EXERCISE MATERIALS: Begin
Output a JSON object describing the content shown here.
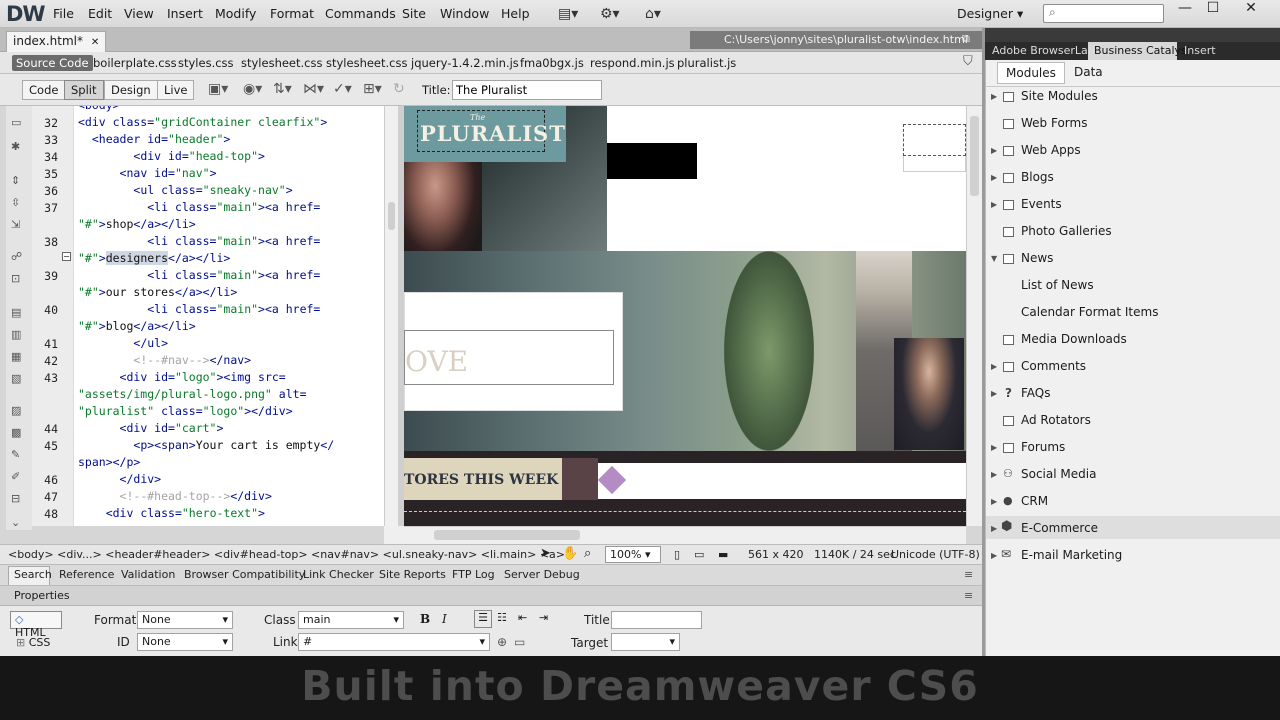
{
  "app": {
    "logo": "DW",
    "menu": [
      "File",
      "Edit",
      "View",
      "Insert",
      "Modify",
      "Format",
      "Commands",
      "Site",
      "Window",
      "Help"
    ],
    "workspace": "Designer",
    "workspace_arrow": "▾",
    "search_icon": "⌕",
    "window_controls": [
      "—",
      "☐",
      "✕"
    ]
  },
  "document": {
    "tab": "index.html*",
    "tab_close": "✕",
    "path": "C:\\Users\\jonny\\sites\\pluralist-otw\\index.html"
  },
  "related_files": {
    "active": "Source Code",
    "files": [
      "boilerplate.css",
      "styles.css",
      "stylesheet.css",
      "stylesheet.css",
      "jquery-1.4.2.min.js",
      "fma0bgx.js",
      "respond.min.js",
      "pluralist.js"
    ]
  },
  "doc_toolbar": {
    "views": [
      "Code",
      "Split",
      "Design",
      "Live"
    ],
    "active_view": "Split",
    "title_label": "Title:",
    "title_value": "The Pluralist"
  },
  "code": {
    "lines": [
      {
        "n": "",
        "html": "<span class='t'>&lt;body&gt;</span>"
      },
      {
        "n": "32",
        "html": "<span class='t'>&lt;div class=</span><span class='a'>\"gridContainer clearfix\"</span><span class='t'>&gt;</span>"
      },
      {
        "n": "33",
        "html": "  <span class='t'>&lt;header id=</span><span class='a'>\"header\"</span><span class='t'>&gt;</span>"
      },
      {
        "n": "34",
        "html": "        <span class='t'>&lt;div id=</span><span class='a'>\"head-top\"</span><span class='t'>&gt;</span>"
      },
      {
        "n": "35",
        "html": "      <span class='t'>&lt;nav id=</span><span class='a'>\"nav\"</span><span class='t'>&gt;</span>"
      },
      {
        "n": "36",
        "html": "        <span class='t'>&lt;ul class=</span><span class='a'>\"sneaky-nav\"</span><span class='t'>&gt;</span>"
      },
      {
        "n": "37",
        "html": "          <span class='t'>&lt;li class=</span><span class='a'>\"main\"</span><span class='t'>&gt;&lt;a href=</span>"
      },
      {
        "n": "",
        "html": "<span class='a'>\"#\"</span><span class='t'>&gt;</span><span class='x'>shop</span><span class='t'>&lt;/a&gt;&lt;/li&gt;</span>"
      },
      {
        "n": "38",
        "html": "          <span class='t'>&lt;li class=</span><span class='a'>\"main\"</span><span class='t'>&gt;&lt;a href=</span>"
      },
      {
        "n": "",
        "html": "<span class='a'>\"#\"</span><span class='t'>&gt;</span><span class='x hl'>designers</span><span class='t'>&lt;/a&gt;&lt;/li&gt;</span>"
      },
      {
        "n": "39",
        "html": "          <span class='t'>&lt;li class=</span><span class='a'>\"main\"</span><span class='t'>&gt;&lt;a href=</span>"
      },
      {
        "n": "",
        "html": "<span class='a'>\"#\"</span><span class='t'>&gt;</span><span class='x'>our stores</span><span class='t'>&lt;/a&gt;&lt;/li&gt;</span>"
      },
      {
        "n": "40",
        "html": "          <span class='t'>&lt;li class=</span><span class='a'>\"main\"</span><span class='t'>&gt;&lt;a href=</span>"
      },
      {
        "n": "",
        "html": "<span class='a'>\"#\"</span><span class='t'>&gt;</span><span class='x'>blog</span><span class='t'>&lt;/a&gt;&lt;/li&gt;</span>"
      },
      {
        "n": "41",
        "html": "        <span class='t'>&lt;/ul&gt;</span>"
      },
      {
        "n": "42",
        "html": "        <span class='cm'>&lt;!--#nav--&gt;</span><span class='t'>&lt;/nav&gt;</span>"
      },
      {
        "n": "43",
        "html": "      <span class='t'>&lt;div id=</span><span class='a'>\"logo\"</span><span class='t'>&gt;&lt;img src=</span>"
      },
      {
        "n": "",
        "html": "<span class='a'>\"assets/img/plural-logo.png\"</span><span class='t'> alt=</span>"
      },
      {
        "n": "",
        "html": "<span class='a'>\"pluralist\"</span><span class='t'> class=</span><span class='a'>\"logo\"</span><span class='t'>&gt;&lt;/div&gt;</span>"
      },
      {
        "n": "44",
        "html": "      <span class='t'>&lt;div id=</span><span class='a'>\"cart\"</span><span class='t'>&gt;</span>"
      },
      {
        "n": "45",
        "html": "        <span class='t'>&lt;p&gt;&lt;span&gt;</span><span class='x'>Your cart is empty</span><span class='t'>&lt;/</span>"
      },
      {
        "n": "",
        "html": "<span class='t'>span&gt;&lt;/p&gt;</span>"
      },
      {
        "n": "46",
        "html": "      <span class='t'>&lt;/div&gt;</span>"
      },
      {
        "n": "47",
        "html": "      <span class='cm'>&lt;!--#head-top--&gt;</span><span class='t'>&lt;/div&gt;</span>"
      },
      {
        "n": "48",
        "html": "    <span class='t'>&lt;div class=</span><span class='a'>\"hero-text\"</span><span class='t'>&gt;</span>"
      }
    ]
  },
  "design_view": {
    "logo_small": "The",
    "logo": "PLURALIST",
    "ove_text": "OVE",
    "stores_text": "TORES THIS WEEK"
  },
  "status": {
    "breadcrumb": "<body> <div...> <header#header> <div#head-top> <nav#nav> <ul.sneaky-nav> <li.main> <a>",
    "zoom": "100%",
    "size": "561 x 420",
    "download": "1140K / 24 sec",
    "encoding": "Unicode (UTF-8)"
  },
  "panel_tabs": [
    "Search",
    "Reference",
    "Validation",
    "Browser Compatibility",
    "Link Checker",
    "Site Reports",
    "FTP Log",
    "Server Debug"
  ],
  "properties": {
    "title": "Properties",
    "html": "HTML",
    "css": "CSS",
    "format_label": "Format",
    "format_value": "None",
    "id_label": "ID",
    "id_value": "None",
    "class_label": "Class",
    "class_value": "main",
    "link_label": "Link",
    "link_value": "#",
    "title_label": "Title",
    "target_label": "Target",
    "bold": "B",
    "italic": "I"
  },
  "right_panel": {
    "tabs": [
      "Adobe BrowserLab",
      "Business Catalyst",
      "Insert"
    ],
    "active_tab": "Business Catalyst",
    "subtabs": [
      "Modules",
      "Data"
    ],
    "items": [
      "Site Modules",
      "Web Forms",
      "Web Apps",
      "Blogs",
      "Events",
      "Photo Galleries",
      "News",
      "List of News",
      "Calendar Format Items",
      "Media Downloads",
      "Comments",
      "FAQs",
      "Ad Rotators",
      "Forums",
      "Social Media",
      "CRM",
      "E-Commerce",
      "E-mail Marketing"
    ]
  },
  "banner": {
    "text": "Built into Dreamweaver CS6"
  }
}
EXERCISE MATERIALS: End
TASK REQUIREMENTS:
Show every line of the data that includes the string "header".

YOUR SOLUTION:
        "html": "  <span class='t'>&lt;header id=</span><span class='a'>\"header\"</span><span class='t'>&gt;</span>"
    "breadcrumb": "<body> <div...> <header#header> <div#head-top> <nav#nav> <ul.sneaky-nav> <li.main> <a>",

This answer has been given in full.